AN annual update of the Federal Government’s Foreign Ownership of Agricultural Land Register was released on Friday, building on the coalition’s commitment to increase scrutiny and transparency in Australian agriculture and foreign investment.
As at 30 June 2017, the Land Register shows foreign investors held 13.6 percent of all Australian agricultural land, down from an ‘adjusted’ 14.1pc at the same time a year earlier.
The United Kingdom remains Australia’s largest foreign investor in agricultural land, holding around 27pc of all agricultural land held by foreign investors (or 2.6pc of total agricultural land).
Chinese investors own around 25pc of foreign-held land (2.5 per cent of total agricultural land) – a big apparent rise on the previous year.
The preferred means of agricultural land investment is through leasehold interests, with 81pc of the land interests held by foreign persons being leasehold interests.

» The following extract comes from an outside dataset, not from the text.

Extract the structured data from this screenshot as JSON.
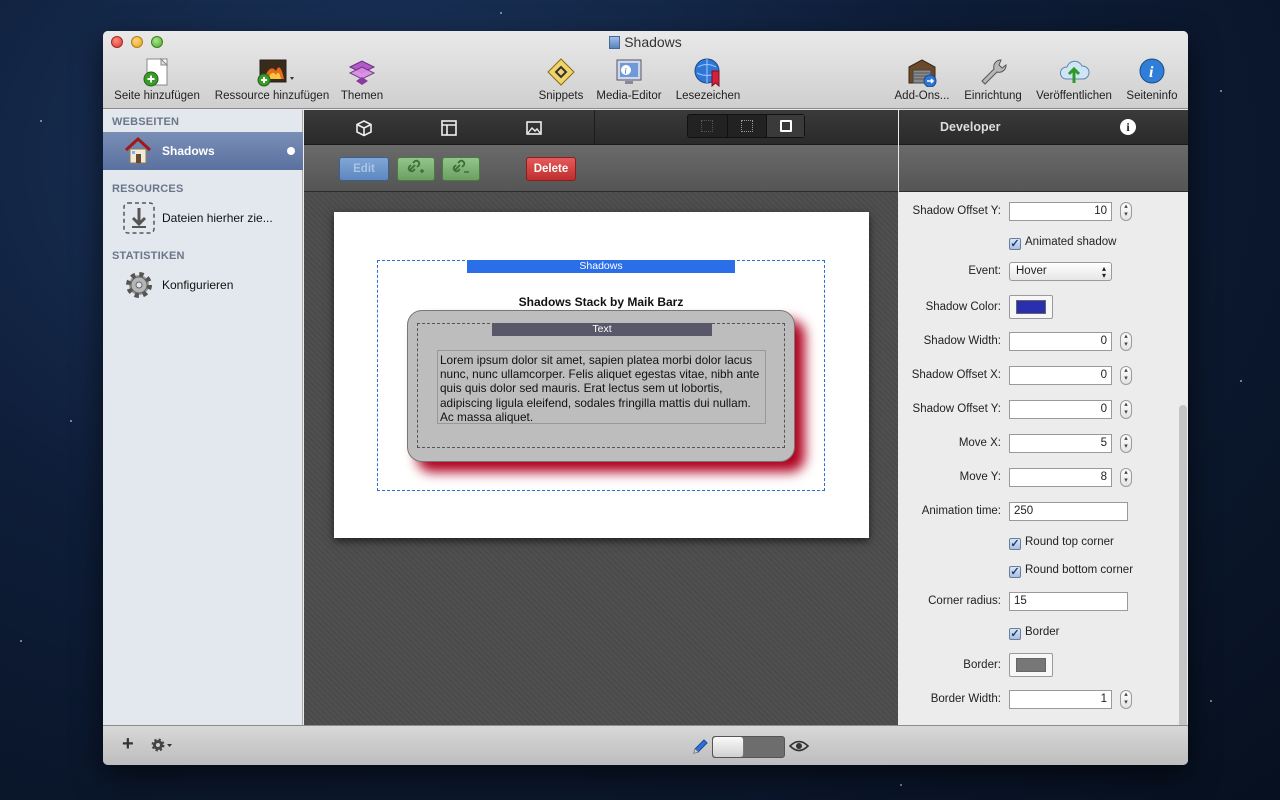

While there has been an increase in the amount of foreign owned land in Western Australia, foreign ownership represents less than 17pc of that state’s agricultural land.
There have been decreases in foreign held land in South Australia (33pc decrease), Queensland (11pc decrease) and the Northern Territory (10pc decrease).

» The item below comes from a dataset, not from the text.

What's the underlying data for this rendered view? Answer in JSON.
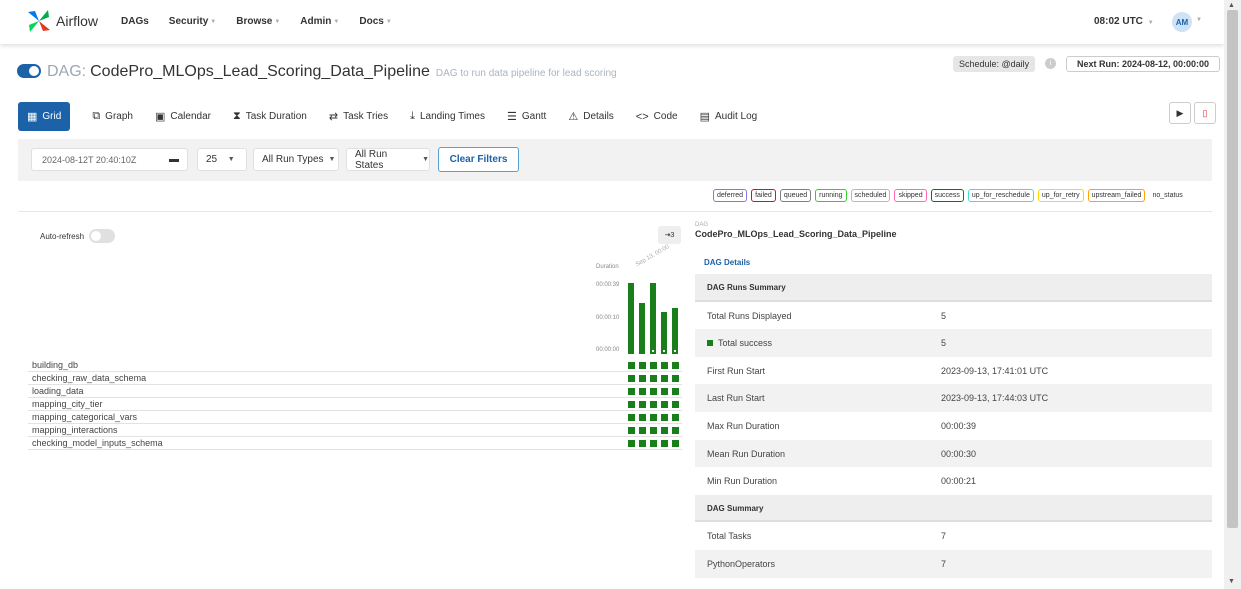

Caution needed in interpreting results
While some metropolitan media headlines have portrayed the results as a “Land grab by Chinese investors,” it’s apparent that the survey outcomes are in fact heavily skewed by just a handful of very large transactions. Most notable among those was the S. Kidman & Co sale of some 7.8 million hectares of grazing land to a consortium led by Gina Rinehart (67pc) and her Chinese partner, Shanghai CRED (33pc). In fact the number of Chinese purchases of Australian grazing land have slowed to a trickle over the past 12 months. Beef Central applies some much-needed scrutiny to the 2017 foreign ownership report tomorrow.
The Australian Taxation Office (ATO) administers the Agricultural Land Register and receives information directly from foreign investors. All foreign investors with an interest in agricultural land are required to register that interest, regardless of the value of the land.
The ATO matches land titles, immigration and other third party data sources to identify foreign investors who may not have recorded their land on the Agricultural Land Register.
Friday’s report is the second annual release of the Foreign Ownership of Agricultural Land Register since it was introduced in 2015 as part of a suite of reforms introduced by the Federal Government as part of a 2013 election commitment aimed at increasing transparency around the levels of foreign investment in Australian land. It passed the Parliament with the support of the opposition. The Register as at 30 June 2017 is available on the Foreign Investment Review Board website.
“The Turnbull Government understands that trade and foreign investment creates jobs for Australians, and always will,” a government statement said on Friday. “At the same time, the Turnbull Government has taken consistent and determined action when it comes to ensuring foreign investment is not contrary to the national interest.”
Tomorrow: Foreign Ownership review once again gives distorted view of investment trends